  • Lead across societies: The number one indicator of progress for any change is continued support and senior leadership commitment. By thoughts, behavior, and incentives, leaders of every organization set and maintain the cultural norm. Throughout the transition, it is crucial to analyze which components of the current culture hinder progress continuously. And identify measures to modify words and actions to encourage behaviors that enable agility.
  • Don’t set it down and forget about it: Anticipate that every solution’s first iterations would be incomplete and prepare accordingly for continuing improvements. To cope with new uncertainties and ongoing developments, even those well-suited solutions to current situations will need adaption over time. For software devices, techniques, tools, and transformative efforts, this need for continuous optimization applies.

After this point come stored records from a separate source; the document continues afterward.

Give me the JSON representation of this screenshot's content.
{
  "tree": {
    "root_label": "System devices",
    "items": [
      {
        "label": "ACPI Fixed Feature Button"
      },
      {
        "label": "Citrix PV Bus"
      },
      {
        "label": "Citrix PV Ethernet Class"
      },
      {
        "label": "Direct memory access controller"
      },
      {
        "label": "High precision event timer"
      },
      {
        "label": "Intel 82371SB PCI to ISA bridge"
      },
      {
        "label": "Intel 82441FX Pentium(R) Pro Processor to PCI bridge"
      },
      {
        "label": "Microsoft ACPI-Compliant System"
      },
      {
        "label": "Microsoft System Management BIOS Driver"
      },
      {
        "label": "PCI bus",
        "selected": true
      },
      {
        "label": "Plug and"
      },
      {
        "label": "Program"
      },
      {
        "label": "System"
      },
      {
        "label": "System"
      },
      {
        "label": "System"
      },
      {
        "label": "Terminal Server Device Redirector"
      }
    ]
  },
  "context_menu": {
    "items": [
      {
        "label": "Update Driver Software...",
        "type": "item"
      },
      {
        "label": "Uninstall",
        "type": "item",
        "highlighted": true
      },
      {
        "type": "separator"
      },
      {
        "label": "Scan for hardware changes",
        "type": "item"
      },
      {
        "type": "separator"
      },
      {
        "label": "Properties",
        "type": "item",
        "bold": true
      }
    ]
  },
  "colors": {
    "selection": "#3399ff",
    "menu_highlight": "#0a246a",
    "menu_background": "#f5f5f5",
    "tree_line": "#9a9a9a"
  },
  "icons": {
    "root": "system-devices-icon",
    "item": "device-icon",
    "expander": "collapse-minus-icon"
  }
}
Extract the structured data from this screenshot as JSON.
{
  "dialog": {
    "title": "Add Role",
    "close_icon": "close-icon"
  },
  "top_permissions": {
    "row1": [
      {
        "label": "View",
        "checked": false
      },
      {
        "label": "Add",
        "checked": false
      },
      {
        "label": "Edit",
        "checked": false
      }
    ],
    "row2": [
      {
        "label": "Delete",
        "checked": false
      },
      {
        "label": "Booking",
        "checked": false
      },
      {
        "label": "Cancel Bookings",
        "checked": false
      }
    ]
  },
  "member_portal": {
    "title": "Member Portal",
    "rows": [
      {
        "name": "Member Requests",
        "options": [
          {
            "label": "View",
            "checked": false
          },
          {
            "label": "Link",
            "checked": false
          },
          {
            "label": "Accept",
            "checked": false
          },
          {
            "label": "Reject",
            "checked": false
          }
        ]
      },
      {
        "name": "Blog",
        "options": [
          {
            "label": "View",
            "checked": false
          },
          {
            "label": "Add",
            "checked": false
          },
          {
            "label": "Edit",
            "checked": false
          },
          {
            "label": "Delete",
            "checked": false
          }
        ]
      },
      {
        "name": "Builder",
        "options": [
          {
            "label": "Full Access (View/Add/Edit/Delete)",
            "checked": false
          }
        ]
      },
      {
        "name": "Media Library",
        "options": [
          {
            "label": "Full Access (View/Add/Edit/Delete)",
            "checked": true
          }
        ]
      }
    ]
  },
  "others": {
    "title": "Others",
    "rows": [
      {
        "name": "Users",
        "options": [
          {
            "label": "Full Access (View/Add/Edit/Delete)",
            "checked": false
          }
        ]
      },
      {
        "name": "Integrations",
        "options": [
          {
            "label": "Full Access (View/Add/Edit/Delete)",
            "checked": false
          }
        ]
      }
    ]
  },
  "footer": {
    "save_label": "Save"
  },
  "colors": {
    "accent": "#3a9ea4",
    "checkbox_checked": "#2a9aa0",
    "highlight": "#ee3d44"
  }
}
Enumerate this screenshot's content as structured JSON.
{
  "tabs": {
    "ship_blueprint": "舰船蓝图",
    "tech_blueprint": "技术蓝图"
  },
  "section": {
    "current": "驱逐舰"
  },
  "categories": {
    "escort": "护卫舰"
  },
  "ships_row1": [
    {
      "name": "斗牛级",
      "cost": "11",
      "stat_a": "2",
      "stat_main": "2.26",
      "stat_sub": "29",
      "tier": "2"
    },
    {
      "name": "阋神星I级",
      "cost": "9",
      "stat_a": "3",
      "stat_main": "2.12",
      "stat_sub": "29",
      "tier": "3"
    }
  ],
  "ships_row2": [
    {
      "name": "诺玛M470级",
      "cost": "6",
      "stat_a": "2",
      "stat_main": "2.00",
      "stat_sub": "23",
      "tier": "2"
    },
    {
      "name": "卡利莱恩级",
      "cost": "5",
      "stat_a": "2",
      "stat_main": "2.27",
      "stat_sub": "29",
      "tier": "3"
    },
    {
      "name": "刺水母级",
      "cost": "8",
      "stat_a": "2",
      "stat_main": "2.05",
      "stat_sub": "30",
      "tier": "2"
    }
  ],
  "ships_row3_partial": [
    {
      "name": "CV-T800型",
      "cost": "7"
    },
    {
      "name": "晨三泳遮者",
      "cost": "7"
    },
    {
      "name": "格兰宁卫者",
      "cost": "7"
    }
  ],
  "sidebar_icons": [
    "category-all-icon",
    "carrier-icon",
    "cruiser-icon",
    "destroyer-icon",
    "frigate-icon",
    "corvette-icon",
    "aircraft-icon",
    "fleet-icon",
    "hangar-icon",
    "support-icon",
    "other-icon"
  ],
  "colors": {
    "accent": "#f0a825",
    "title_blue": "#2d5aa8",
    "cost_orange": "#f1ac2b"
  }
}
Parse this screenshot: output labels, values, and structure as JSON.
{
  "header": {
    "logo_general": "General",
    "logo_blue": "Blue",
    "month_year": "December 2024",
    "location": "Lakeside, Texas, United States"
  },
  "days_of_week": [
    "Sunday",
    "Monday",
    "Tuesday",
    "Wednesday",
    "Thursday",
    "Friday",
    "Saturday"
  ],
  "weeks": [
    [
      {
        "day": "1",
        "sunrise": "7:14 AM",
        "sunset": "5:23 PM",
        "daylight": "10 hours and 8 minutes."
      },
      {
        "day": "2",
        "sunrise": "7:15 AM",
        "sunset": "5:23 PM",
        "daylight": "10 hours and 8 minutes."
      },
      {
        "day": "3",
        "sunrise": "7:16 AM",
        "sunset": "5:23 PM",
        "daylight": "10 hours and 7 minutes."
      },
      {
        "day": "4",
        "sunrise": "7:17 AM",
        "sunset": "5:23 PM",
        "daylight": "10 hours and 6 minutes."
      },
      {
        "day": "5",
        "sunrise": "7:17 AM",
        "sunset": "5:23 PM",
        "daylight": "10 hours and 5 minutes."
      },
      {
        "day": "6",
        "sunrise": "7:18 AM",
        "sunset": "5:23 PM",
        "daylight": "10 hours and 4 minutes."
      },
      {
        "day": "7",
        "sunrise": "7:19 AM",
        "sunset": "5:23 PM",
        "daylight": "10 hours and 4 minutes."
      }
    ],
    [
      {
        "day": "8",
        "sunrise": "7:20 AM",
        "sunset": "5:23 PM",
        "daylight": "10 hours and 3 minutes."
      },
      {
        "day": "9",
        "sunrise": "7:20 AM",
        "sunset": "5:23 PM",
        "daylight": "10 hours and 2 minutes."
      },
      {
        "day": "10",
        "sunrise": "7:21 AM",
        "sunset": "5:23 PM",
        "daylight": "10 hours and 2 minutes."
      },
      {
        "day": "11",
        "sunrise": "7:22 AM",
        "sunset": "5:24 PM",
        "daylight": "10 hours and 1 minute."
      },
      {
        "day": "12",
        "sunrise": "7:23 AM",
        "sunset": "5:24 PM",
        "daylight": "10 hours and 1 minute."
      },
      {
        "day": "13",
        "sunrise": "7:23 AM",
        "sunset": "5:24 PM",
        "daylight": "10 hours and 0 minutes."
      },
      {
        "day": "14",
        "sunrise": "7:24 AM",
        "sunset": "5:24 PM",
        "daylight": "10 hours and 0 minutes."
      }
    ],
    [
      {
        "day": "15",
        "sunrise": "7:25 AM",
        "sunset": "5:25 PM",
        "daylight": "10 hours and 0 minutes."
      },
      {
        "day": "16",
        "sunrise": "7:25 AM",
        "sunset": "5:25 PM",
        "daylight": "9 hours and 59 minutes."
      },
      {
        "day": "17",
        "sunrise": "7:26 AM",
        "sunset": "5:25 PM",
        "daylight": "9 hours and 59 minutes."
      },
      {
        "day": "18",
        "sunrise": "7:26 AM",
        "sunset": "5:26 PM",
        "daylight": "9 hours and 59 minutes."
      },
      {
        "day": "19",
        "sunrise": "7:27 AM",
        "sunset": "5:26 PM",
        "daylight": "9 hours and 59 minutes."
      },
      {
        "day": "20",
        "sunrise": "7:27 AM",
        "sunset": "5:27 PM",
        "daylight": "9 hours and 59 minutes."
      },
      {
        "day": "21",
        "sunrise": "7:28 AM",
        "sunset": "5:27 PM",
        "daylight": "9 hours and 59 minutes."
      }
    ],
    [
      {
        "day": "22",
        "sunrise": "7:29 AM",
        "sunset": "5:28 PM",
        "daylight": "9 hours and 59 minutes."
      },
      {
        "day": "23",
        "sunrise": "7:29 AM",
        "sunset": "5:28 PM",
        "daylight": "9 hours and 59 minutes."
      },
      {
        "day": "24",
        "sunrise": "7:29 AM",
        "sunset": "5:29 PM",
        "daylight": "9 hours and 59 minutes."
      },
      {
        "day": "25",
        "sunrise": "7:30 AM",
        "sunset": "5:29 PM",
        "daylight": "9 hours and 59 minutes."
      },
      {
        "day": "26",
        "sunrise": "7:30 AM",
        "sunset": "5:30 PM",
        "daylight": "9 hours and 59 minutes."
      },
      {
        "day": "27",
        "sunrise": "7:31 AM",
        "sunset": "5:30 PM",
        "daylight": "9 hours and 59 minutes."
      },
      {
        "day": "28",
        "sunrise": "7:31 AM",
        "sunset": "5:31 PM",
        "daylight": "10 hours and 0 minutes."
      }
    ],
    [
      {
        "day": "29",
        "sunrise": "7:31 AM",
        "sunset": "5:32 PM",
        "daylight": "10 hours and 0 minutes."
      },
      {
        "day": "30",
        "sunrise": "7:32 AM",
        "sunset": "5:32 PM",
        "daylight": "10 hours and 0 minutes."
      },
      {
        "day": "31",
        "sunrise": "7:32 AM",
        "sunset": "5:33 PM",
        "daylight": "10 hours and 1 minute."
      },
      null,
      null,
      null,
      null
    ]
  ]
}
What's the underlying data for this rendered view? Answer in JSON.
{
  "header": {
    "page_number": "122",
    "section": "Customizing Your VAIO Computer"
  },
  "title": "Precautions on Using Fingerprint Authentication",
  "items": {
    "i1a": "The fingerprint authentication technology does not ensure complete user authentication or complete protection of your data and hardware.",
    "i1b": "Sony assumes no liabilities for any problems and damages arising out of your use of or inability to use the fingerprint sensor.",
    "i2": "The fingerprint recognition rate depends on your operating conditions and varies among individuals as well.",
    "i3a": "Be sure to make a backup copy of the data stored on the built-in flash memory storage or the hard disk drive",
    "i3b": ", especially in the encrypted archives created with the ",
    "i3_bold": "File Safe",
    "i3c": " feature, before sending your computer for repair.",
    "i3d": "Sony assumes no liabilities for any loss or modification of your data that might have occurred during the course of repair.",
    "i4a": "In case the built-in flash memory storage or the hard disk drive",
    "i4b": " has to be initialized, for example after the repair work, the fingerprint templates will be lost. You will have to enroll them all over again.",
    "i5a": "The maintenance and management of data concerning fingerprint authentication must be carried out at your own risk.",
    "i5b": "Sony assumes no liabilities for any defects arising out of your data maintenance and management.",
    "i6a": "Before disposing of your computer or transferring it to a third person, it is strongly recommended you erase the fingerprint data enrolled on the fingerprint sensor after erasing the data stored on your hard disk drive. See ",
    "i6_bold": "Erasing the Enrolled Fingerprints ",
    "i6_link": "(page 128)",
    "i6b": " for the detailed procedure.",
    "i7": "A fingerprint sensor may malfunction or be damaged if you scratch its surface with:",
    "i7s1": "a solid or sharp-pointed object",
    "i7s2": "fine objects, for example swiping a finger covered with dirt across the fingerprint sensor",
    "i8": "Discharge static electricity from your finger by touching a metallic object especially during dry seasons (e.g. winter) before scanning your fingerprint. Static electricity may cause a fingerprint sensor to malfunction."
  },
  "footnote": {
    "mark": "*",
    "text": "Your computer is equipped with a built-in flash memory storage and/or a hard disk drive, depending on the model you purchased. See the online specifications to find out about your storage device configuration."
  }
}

  • Stop falling back into old actions: Organizational inertia and fundamental human nature make it easy, for better or worse, to get comfortable with the way things are. If a company commits to change in the long term. The transition efforts will probably fall apart if the societal mindset does not accept the new way of doing things. Celebrate these achievements beyond the immediate teams as progress is successfully introduced, and goals are achieved. Track success metrics related to change over time to ensure that they continue to show the importance and improve team efforts.


Digital transformation brings challenges, but future resilience is necessary. Agile and DevOps provide complementary strategies to streamline collaboration, enhance feedback loops, and deliver more frequent, faster releases. But Agile and DevOps do represent more than just a delivery mechanism. These approaches support the broader cultural change in how modern organizations have to deal with change. Ultimately, the adoption of both DevOps and Agile will increase any organization’s potential to achieve end-to-end flexibility and responsiveness.


Please enter your comment!
Please enter your name here